“There were smaller trials that had shown promising results. We wanted to replicate these findings on a large scale to see whether the age of the patient, the type of infection, and the use of antibiotics or length of time a child had the illness would affect the response to probiotics,” says Schnadower, who conducted the research as a professor of paediatrics at Washington University School of Medicine in St. Louis and is now a professor at University of Cincinnati College of Medicine.

Stephen Freedman says more independent research is needed to either prove or disprove the health claims marketers are making on the effectiveness of probiotics.

Stephen Freedman.

Riley Brandt, University of Calgary

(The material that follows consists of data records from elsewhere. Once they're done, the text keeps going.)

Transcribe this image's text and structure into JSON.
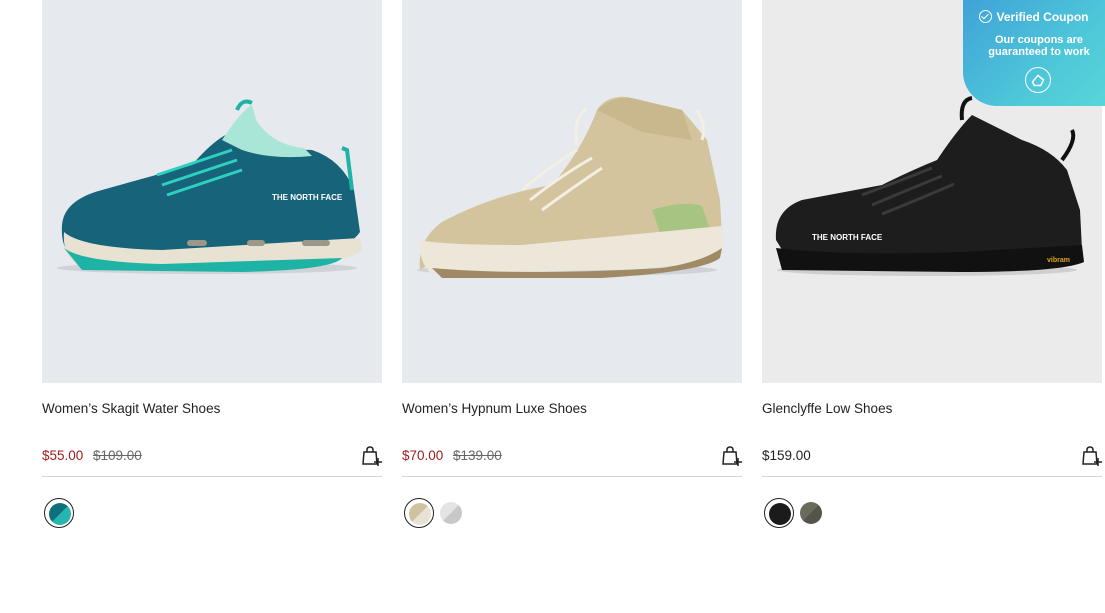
{
  "products": [
    {
      "name": "Women’s Skagit Water Shoes",
      "sale_price": "$55.00",
      "original_price": "$109.00",
      "image_alt": "teal water shoe",
      "swatches": [
        {
          "colors": [
            "#0f6f7c",
            "#27b5b0"
          ],
          "selected": true
        }
      ]
    },
    {
      "name": "Women’s Hypnum Luxe Shoes",
      "sale_price": "$70.00",
      "original_price": "$139.00",
      "image_alt": "beige knit shoe",
      "swatches": [
        {
          "colors": [
            "#cfc2a0",
            "#e8e2d3"
          ],
          "selected": true
        },
        {
          "colors": [
            "#e4e4e4",
            "#c8c8c8"
          ],
          "selected": false
        }
      ]
    },
    {
      "name": "Glenclyffe Low Shoes",
      "price": "$159.00",
      "image_alt": "black low shoe",
      "swatches": [
        {
          "colors": [
            "#1b1b1b",
            "#2a2a2a"
          ],
          "selected": true
        },
        {
          "colors": [
            "#6b6a5c",
            "#55544a"
          ],
          "selected": false
        }
      ]
    }
  ],
  "coupon": {
    "title": "Verified Coupon",
    "subtitle_line1": "Our coupons are",
    "subtitle_line2": "guaranteed to work"
  },
  "icons": {
    "bag": "add-to-bag-icon",
    "check": "check-circle-icon",
    "logo": "coupon-logo-icon"
  }
}
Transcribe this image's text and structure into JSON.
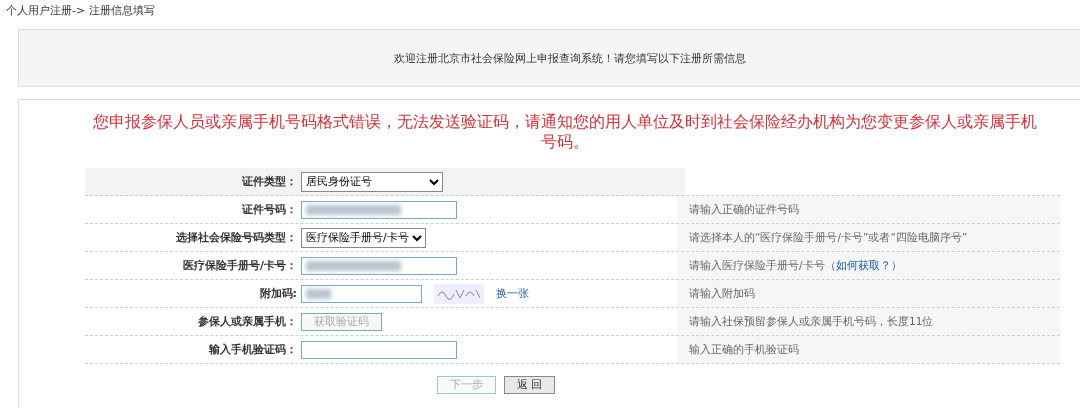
{
  "breadcrumb": "个人用户注册-> 注册信息填写",
  "welcome": "欢迎注册北京市社会保险网上申报查询系统！请您填写以下注册所需信息",
  "error": "您申报参保人员或亲属手机号码格式错误，无法发送验证码，请通知您的用人单位及时到社会保险经办机构为您变更参保人或亲属手机号码。",
  "rows": [
    {
      "label": "证件类型：",
      "kind": "select",
      "value": "居民身份证号"
    },
    {
      "label": "证件号码：",
      "kind": "input",
      "redacted": true,
      "hint": "请输入正确的证件号码"
    },
    {
      "label": "选择社会保险号码类型：",
      "kind": "select",
      "value": "医疗保险手册号/卡号",
      "hint": "请选择本人的“医疗保险手册号/卡号”或者“四险电脑序号”"
    },
    {
      "label": "医疗保险手册号/卡号：",
      "kind": "input",
      "redacted": true,
      "hint": "请输入医疗保险手册号/卡号（",
      "hint_link": "如何获取？",
      "hint_after": "）"
    },
    {
      "label": "附加码:",
      "kind": "captcha",
      "redacted": true,
      "link": "换一张",
      "hint": "请输入附加码"
    },
    {
      "label": "参保人或亲属手机：",
      "kind": "button",
      "button": "获取验证码",
      "disabled": true,
      "hint": "请输入社保预留参保人或亲属手机号码，长度11位"
    },
    {
      "label": "输入手机验证码：",
      "kind": "input",
      "redacted": false,
      "hint": "输入正确的手机验证码"
    }
  ],
  "buttons": [
    {
      "label": "下一步",
      "disabled": true
    },
    {
      "label": "返 回",
      "disabled": false
    }
  ]
}
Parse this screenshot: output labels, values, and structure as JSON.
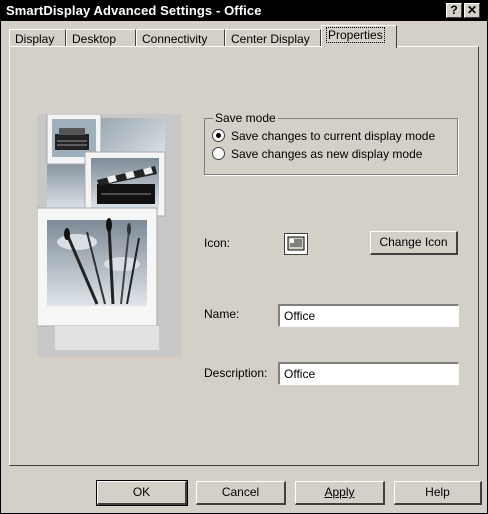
{
  "window": {
    "title": "SmartDisplay Advanced Settings - Office",
    "help_button": "?",
    "close_button": "✕"
  },
  "tabs": [
    {
      "label": "Display"
    },
    {
      "label": "Desktop"
    },
    {
      "label": "Connectivity"
    },
    {
      "label": "Center Display"
    },
    {
      "label": "Properties",
      "active": true
    }
  ],
  "save_mode": {
    "legend": "Save mode",
    "options": [
      {
        "label": "Save changes to current display mode",
        "selected": true
      },
      {
        "label": "Save changes as new display mode",
        "selected": false
      }
    ]
  },
  "icon": {
    "label": "Icon:",
    "icon_name": "display-mode-icon",
    "change_button": "Change Icon"
  },
  "name": {
    "label": "Name:",
    "value": "Office"
  },
  "description": {
    "label": "Description:",
    "value": "Office"
  },
  "illustration": {
    "icon_name": "display-mode-collage-illustration"
  },
  "footer": {
    "ok": "OK",
    "cancel": "Cancel",
    "apply": "Apply",
    "help": "Help"
  },
  "colors": {
    "window_bg": "#d4d0c8",
    "titlebar_bg": "#000000"
  }
}
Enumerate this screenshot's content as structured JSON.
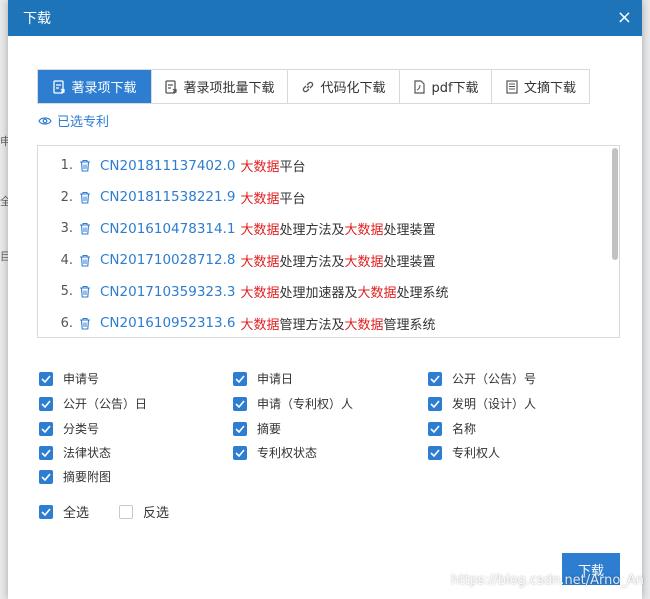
{
  "dialog": {
    "title": "下载",
    "close_symbol": "×"
  },
  "tabs": [
    {
      "label": "著录项下载",
      "icon": "export-doc-icon",
      "active": true
    },
    {
      "label": "著录项批量下载",
      "icon": "batch-export-icon",
      "active": false
    },
    {
      "label": "代码化下载",
      "icon": "link-icon",
      "active": false
    },
    {
      "label": "pdf下载",
      "icon": "pdf-file-icon",
      "active": false
    },
    {
      "label": "文摘下载",
      "icon": "abstract-doc-icon",
      "active": false
    }
  ],
  "selected_patents_link": "已选专利",
  "patents": [
    {
      "index": "1.",
      "number": "CN201811137402.0",
      "title_parts": [
        {
          "t": "大数据",
          "hl": true
        },
        {
          "t": "平台",
          "hl": false
        }
      ]
    },
    {
      "index": "2.",
      "number": "CN201811538221.9",
      "title_parts": [
        {
          "t": "大数据",
          "hl": true
        },
        {
          "t": "平台",
          "hl": false
        }
      ]
    },
    {
      "index": "3.",
      "number": "CN201610478314.1",
      "title_parts": [
        {
          "t": "大数据",
          "hl": true
        },
        {
          "t": "处理方法及",
          "hl": false
        },
        {
          "t": "大数据",
          "hl": true
        },
        {
          "t": "处理装置",
          "hl": false
        }
      ]
    },
    {
      "index": "4.",
      "number": "CN201710028712.8",
      "title_parts": [
        {
          "t": "大数据",
          "hl": true
        },
        {
          "t": "处理方法及",
          "hl": false
        },
        {
          "t": "大数据",
          "hl": true
        },
        {
          "t": "处理装置",
          "hl": false
        }
      ]
    },
    {
      "index": "5.",
      "number": "CN201710359323.3",
      "title_parts": [
        {
          "t": "大数据",
          "hl": true
        },
        {
          "t": "处理加速器及",
          "hl": false
        },
        {
          "t": "大数据",
          "hl": true
        },
        {
          "t": "处理系统",
          "hl": false
        }
      ]
    },
    {
      "index": "6.",
      "number": "CN201610952313.6",
      "title_parts": [
        {
          "t": "大数据",
          "hl": true
        },
        {
          "t": "管理方法及",
          "hl": false
        },
        {
          "t": "大数据",
          "hl": true
        },
        {
          "t": "管理系统",
          "hl": false
        }
      ]
    }
  ],
  "fields": [
    {
      "label": "申请号",
      "checked": true
    },
    {
      "label": "申请日",
      "checked": true
    },
    {
      "label": "公开（公告）号",
      "checked": true
    },
    {
      "label": "公开（公告）日",
      "checked": true
    },
    {
      "label": "申请（专利权）人",
      "checked": true
    },
    {
      "label": "发明（设计）人",
      "checked": true
    },
    {
      "label": "分类号",
      "checked": true
    },
    {
      "label": "摘要",
      "checked": true
    },
    {
      "label": "名称",
      "checked": true
    },
    {
      "label": "法律状态",
      "checked": true
    },
    {
      "label": "专利权状态",
      "checked": true
    },
    {
      "label": "专利权人",
      "checked": true
    },
    {
      "label": "摘要附图",
      "checked": true
    }
  ],
  "select_all": {
    "label": "全选",
    "checked": true
  },
  "invert_select": {
    "label": "反选",
    "checked": false
  },
  "download_button": "下载",
  "watermark": "https://blog.csdn.net/Arno_An",
  "background_texts": [
    "申",
    "全",
    "目"
  ],
  "colors": {
    "titlebar": "#1e74b8",
    "accent": "#2d7dd0",
    "highlight": "#e02020"
  }
}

“The findings in both studies were consistently negative regardless of how the data were analyzed.”

Researchers tested two commercially available brands of probiotics. Recruitment for the Canadian double-blind randomized study began in 2013. Children ranged in age from three to 48 months. Half of the children received probiotics while the other half received a placebo. 

“These findings, taken together, are very powerful. The findings show that children treated with probiotics have the exact same outcomes across a large range of symptoms, as those given placebo — the probiotics had no effect,” says Freedman, who is holder of the Alberta Children’s Hospital Foundation Professorship in Child Health and Wellness, and member of the Alberta Children’s Hospital Research Institute and the O’Brien Institute for Public Health at the CSM.

“The results deliver a clear message that we need to question the role and benefits of probiotics for other health applications using large, patient-oriented, rigorous clinical trials.” 

Probiotics are generally considered safe to use. They are classified as food ingredients in Canada and can be sold as natural health products. As such, they do not require the same rigorous scientific testing that medications require, such as multiple clinical trials, in order to make beneficial claims.

“Until now, most studies into the effects of probiotics have been small and industry funded,” says Freedman. “In order to better serve families we need independent research to either prove or disprove the claims marketers are making on health-care products.”

For Tibbetts, being armed with information is important. “It will help me make a more informed choice for my kids. There’s sometimes a lot of peer pressure to try different products. This research will help me better navigate the drug aisle and well-intentioned advice.”

The Canadian research was supported by the Canadian Institutes of Health Research. The U.S. study was supported by the National Institutes of Health.

Melanie Tibbetts, left, gives her son Wyatt a swing, along with Wyatt's Grammie, Cheryl MacKay. Tibbits says the results of this study will help her make a more informed choice for her children.

Melanie Tibbetts, left, gives her son Wyatt a swing, along with Wyatt's Grammie, Cheryl MacKay.

Kelly Johnston, Cumming School of Medicine